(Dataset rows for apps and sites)
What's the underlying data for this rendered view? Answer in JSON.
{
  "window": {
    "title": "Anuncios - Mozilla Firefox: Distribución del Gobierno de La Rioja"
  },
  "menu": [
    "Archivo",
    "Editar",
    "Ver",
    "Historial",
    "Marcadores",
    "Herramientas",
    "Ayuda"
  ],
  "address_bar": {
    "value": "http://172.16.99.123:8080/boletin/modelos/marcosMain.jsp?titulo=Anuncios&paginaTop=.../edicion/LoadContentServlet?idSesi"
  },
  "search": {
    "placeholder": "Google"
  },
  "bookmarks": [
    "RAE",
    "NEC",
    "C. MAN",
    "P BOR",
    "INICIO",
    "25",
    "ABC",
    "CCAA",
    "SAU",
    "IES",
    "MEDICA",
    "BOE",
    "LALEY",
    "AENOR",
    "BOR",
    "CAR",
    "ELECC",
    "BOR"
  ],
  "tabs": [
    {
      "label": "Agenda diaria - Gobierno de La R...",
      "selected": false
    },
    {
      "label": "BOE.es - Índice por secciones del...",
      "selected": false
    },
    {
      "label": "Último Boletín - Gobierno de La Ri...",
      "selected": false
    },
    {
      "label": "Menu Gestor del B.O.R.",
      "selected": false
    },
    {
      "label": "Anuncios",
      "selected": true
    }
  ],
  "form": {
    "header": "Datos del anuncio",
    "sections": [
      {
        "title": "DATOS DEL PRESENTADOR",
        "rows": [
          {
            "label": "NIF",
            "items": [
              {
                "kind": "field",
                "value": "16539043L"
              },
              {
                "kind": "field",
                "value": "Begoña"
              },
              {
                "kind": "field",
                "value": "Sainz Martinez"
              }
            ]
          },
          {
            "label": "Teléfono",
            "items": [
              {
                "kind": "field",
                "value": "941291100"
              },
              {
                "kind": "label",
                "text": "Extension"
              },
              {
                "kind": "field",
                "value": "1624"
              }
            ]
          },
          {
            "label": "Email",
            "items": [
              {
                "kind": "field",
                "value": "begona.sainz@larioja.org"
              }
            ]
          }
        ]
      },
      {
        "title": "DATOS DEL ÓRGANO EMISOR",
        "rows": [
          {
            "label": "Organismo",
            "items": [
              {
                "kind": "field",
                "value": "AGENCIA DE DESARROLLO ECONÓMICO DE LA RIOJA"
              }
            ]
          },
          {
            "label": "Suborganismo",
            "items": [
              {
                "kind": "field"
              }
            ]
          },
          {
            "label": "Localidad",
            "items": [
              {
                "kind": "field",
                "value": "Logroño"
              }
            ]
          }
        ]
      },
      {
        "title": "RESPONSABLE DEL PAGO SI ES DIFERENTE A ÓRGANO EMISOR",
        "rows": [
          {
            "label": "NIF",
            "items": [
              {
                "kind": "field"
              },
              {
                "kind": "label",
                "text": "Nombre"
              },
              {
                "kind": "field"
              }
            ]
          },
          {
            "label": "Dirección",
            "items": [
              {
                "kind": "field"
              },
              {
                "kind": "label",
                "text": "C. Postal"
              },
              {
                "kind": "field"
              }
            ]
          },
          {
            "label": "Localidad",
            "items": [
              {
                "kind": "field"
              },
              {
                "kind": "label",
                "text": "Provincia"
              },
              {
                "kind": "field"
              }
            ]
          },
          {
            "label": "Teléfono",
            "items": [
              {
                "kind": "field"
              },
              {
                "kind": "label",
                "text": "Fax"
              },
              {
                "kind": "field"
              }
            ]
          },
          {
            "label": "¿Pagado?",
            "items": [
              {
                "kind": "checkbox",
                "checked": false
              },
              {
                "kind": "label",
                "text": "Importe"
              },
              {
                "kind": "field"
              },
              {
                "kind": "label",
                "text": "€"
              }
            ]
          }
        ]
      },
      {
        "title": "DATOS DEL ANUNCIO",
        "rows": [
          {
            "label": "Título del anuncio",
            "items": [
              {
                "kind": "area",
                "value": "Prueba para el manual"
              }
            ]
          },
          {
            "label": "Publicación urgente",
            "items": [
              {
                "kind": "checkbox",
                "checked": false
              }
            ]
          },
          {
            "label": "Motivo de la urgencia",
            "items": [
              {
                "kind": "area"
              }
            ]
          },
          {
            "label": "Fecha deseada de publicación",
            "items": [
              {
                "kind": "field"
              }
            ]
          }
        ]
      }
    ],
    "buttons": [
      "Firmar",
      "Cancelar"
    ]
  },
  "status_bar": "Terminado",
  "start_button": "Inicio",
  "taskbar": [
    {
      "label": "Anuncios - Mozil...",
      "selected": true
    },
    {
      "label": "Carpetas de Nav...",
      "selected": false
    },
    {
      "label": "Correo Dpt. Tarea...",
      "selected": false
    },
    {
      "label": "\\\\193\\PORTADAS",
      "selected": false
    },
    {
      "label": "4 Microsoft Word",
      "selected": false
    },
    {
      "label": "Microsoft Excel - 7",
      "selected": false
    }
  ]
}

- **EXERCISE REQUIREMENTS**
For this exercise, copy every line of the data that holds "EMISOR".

- **RESULT FOR THIS TASK**
        "title": "DATOS DEL ÓRGANO EMISOR",
        "title": "RESPONSABLE DEL PAGO SI ES DIFERENTE A ÓRGANO EMISOR",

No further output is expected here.